Fear of retaliation prevents participation in civil rights movement

Battle remembers that many older African Americans did not participate in civil rights protests because they feared that they would lose their jobs. Battle's parents and others did not have much faith that race relations would improve, and rather than encouraging Battle to act for change, worried about the consequences of his activism.

Citing this Excerpt

Oral History Interview with Fred Battle, January 3, 2001. Interview K-0525. Southern Oral History Program Collection (#4007) in the Southern Oral History Program Collection, Southern Historical Collection, Wilson Library, University of North Carolina at Chapel Hill.

Full Text of the Excerpt

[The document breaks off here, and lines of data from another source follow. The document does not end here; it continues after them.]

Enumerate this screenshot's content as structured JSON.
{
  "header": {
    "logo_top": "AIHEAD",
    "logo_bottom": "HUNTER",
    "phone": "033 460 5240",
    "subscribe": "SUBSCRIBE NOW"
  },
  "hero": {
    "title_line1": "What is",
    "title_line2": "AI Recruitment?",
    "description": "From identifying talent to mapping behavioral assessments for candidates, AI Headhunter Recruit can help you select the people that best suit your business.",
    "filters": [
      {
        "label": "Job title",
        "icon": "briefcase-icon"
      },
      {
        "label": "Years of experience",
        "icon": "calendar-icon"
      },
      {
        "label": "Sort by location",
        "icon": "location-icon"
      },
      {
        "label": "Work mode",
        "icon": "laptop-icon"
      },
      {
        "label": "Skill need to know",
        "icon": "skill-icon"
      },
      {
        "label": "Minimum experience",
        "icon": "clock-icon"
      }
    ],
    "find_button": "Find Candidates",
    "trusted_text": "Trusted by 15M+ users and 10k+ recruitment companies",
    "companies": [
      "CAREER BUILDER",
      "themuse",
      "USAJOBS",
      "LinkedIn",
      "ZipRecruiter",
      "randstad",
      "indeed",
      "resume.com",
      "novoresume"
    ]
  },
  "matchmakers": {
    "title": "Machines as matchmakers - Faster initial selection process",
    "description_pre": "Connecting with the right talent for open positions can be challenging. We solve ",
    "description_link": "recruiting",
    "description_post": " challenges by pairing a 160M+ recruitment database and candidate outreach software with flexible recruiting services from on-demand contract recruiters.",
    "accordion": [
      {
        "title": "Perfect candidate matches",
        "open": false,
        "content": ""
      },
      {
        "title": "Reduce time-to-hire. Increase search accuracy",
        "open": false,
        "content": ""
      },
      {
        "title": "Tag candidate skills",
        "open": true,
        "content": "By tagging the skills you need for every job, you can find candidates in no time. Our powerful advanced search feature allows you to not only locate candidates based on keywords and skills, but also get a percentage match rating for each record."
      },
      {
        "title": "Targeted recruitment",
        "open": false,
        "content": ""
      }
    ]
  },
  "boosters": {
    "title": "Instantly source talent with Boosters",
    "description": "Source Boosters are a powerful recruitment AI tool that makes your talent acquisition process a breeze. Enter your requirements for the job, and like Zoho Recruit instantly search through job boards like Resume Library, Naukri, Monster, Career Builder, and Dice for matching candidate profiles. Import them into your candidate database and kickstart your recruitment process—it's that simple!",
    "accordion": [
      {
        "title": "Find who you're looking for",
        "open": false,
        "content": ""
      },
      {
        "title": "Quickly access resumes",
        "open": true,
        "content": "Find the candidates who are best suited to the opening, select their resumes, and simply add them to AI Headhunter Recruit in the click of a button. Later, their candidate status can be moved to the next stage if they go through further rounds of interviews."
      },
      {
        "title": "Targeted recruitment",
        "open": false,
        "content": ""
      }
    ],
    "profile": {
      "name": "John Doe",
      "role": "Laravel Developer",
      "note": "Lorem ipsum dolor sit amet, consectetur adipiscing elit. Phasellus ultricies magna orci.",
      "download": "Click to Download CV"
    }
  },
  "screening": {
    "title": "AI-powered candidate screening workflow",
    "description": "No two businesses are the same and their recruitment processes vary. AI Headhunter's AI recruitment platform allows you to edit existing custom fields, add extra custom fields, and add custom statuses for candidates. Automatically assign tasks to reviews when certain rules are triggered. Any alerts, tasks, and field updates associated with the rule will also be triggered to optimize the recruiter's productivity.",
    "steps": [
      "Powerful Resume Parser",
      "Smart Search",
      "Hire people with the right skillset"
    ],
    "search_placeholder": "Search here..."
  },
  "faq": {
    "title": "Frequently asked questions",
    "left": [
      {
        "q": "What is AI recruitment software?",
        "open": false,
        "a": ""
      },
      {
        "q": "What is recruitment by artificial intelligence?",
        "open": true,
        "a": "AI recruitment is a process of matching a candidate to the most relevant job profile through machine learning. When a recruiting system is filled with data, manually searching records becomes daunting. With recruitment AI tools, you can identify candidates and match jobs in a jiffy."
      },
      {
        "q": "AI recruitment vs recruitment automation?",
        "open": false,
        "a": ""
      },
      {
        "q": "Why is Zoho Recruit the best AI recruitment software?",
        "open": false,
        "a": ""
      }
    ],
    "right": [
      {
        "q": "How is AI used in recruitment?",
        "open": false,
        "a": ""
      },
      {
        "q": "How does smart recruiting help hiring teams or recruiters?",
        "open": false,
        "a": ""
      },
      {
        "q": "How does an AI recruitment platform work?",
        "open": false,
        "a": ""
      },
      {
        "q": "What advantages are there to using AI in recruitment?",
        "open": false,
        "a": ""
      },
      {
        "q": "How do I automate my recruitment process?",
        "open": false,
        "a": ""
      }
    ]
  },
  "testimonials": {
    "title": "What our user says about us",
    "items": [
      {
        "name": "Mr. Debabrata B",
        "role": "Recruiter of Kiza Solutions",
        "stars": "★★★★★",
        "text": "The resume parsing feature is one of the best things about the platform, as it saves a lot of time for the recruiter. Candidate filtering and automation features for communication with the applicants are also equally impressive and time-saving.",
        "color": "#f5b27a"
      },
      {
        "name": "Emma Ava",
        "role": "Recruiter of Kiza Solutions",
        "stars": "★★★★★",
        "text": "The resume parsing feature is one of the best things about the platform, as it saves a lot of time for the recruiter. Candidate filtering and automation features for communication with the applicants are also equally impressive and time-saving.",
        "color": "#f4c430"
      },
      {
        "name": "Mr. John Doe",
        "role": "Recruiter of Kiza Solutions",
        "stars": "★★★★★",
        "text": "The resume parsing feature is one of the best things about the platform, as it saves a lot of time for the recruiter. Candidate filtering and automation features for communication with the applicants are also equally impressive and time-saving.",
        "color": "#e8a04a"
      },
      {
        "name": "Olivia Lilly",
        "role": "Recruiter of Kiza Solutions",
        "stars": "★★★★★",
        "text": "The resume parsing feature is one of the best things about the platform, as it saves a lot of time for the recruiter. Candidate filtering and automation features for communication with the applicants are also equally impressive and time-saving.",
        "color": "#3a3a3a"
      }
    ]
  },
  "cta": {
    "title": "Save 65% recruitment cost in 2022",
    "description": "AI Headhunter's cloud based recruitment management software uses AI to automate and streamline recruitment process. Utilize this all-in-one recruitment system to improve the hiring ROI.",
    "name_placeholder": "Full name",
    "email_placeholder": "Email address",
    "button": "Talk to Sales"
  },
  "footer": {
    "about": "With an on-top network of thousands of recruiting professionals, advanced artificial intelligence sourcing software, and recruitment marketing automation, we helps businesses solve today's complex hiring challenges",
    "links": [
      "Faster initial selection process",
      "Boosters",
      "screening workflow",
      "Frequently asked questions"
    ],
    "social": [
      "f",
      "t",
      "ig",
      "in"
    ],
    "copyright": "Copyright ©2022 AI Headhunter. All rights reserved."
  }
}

RG: Thank you. One other question I wanted to ask, that is, did your parents teach you not to be prejudiced? What were their feelings about racial prejudice? What did you grow up with? FB: Well you know, from what I gathered from my parents, bein’ that they were employed in the white system, was the fact that it was a sense of respect that you were supposed to have had for white people. And as a whole, I never had the fortune to sit down with my parents and discussin’ the integration and stuff like that. They would mainly tell you that that’s the way it is, and that’s the way it always had been, and they don’t foresee no changes. Then the other thing that they mentioned to you because they thought that if you did go out there and try to make some changes, what some of the consequences would be. Dealing with the white radicals, KKKs, or whatever. There was danger that was instilled upon them from knowin’ what the capabilities of white people was at that time, if they rebelled against your action. RG: What about their jobs? Did they, were they concerned about their employers’ attitude toward them if they were out marching or their children were out marching? FB: Well, that was always a problem. You weren’t gonna get too many parents going to marching, and even with the teachers and the principals, you know, most of them felt like the time wasn’t right. And I think a lot of it had to do with some of the faculty felt like the white superintendent was gonna look upon them and saying that they ought to be able to control their students. The parents are in fear that their job might be in jeopardy if their son is out there demonstratin’. And this would be one way of the white parents protest, how to get back at them. Their son’s participation or their children’s participation in the demonstration. So there was always that problem.